The state released a report Monday detailing changes in everything from pot arrests to tax collections to calls to Poison Control. Surveys given to middle-schoolers and high-schoolers indicate that youth marijuana use didn't rise significantly in the years after the 2012 vote.
Anonymous surveys given to about 40,000 Colorado students before and after legalization showed "no significant change" in marijuana use by children under 18 in the preceding 30 days.
Among high school students, use went from about 23 percent in 2005 to about 20 percent in 2014. Similarly, there was no significant change in use by kids younger than 13 in recent years.
But Colorado youth were much more likely than kids in other states to use marijuana, both before and after legalization, according to a national survey.
About 13 percent of Colorado minors 12-17 in 2014 had used marijuana in the last 30 days, the annual National Survey on Drug Use and Health said. That compared with about 7 percent of minors the same ages nationwide.

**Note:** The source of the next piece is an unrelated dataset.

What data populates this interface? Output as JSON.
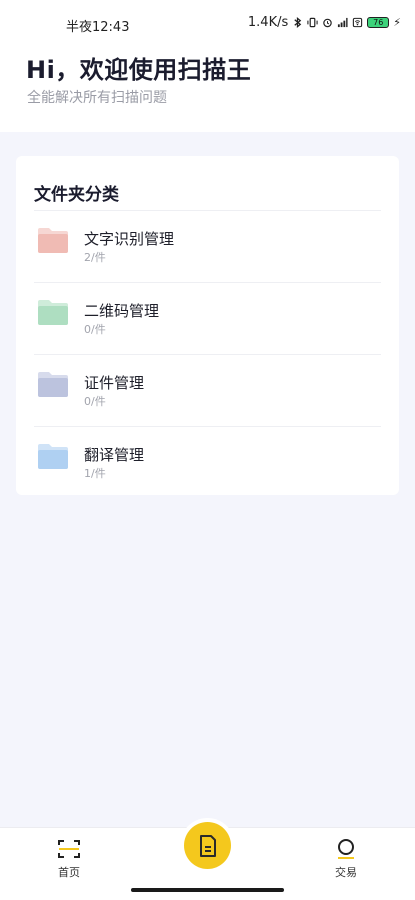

Youth marijuana arrests in Colorado rose 5 percent between 2012 and 2014, from 3,235 to 3,400. Even worse, the report cited a huge uptick in pot arrests in schools, which rose by 34 percent between 2012 and 2014.
While use of the drug did not increase significantly among children, it did jump among adults.
Relying on data from the national drug use survey, Colorado reported that nearly a third of Coloradans 18 to 25 in 2014 had used pot in the last 30 days, a rise of about 5 percent from the year before recreational pot was legalized.
The survey showed a similar spike in adults over 26. Past 30-day marijuana use went from 7.6 percent in 2012 to 12.4 percent in 2014.
The report comes three years after lawmakers ordered the state Department of Public Safety to start tracking law enforcement activity related to pot. A major argument of pro-legalization activists was that legal pot would result in fewer arrests, allowing police to focus on what some consider more serious crimes.
The numbers showed a marked drop in arrests, but that legalization has not solved the racial disparities in enforcement that drug-policy reformers had hoped to end. Colorado police departments have struggled to standardize their marijuana data-collection systems, making more granular conclusions problematic.
Other highlights from the report:
— Traffic safety data related to legalization was limited, mostly because Colorado didn't collect data on marijuana-impaired driving before 2012. The number of Colorado State Patrol summons issued for driving under the influence of marijuana dropped slightly from 674 in 2014 to 655 in 2015. Traffic fatalities in which a driver tested positive for marijuana's psychoactive chemical, THC, increased 44 percent in the first two years of legalization.
— The report said there was "no discernible trend" in illegal pot cultivation on public land, which includes most of Colorado's ski resorts.
— More Coloradans are calling Poison Control reporting marijuana-related exposure. Pot calls went from 44 in 2006 to 227 in 2015.